**TASK DESCRIPTION**
Which lines of the records below contain the word "color"? Report each of them in full.
[Start of section]
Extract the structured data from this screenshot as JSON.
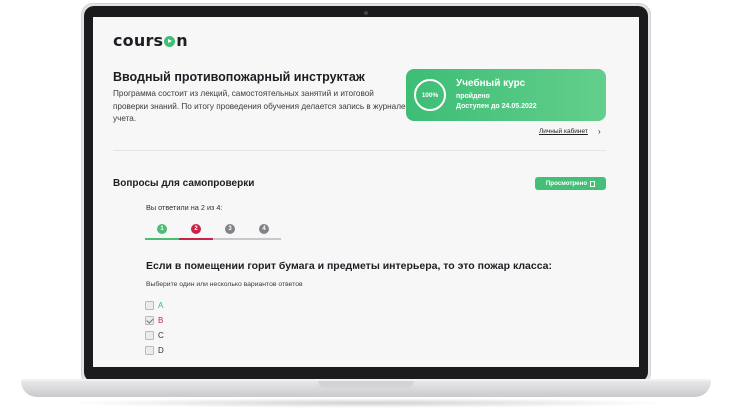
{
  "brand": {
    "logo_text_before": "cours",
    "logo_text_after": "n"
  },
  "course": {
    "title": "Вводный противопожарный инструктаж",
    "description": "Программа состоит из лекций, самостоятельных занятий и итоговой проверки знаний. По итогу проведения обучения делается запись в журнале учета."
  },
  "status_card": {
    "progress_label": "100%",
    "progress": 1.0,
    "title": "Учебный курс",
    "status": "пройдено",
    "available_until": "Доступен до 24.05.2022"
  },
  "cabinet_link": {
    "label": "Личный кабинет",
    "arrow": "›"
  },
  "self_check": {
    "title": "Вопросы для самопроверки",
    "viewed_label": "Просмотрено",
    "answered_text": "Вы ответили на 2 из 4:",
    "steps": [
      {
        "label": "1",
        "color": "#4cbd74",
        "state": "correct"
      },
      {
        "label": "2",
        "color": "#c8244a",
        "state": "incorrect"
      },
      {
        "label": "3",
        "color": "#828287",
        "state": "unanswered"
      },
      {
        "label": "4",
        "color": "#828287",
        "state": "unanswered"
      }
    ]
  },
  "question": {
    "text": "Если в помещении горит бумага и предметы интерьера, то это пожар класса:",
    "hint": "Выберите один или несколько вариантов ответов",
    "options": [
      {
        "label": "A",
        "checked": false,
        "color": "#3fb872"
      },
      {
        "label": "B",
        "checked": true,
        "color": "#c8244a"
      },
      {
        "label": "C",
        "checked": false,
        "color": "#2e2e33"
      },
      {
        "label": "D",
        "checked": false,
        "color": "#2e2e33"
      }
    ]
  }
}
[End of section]
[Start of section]
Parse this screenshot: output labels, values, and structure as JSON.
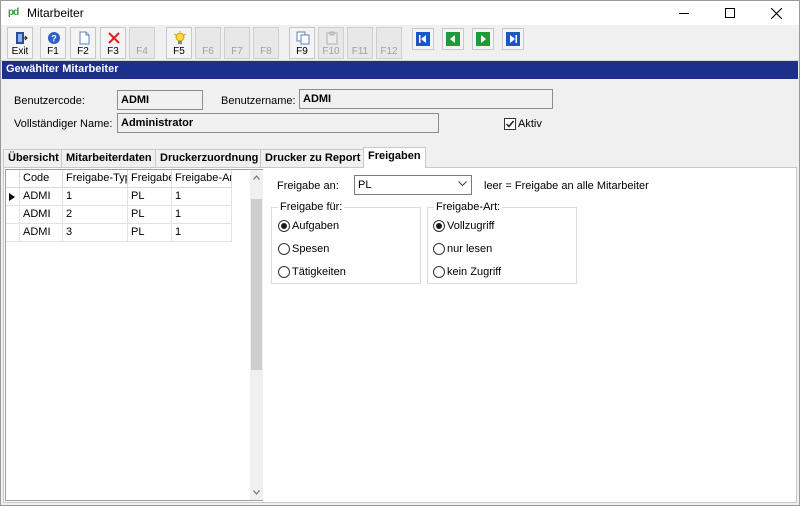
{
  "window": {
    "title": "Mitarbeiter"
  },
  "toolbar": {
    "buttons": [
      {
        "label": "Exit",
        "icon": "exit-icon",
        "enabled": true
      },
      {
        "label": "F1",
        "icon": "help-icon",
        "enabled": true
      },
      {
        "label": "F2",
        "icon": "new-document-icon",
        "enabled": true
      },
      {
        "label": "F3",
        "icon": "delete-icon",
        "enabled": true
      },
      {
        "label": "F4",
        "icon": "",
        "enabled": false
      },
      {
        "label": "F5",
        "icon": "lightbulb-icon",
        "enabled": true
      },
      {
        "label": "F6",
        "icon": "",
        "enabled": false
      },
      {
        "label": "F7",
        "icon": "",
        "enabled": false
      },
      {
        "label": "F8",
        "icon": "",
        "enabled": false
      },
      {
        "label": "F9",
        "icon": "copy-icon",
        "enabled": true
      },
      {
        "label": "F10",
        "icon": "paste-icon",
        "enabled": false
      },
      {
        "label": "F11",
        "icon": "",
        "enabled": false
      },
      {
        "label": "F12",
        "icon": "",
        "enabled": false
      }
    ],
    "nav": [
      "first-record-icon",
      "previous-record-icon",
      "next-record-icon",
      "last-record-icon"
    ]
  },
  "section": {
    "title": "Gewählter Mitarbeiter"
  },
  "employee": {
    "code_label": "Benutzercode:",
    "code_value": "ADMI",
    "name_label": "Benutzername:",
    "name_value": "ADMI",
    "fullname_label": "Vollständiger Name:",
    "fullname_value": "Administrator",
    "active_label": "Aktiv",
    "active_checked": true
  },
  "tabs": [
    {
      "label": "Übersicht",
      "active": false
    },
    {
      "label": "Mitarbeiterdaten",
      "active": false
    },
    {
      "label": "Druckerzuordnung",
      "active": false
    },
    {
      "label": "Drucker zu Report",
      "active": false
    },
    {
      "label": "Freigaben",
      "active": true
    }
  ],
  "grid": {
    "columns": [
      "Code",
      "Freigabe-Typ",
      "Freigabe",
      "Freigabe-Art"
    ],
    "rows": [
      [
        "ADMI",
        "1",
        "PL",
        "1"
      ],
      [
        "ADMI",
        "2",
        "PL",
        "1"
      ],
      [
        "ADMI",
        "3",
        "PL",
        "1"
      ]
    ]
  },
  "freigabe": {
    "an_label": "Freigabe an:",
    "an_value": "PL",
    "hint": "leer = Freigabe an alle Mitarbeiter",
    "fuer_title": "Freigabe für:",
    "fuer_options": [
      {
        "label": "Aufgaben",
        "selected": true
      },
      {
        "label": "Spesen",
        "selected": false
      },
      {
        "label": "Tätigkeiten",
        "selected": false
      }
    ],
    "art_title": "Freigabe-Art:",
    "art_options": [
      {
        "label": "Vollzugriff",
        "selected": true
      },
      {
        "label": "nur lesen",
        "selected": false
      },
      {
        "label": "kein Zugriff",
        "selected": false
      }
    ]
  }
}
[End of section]
**FINAL ANSWER**
        "color": "#4cbd74",
        "color": "#c8244a",
        "color": "#828287",
        "color": "#828287",
        "color": "#3fb872"
        "color": "#c8244a"
        "color": "#2e2e33"
        "color": "#2e2e33"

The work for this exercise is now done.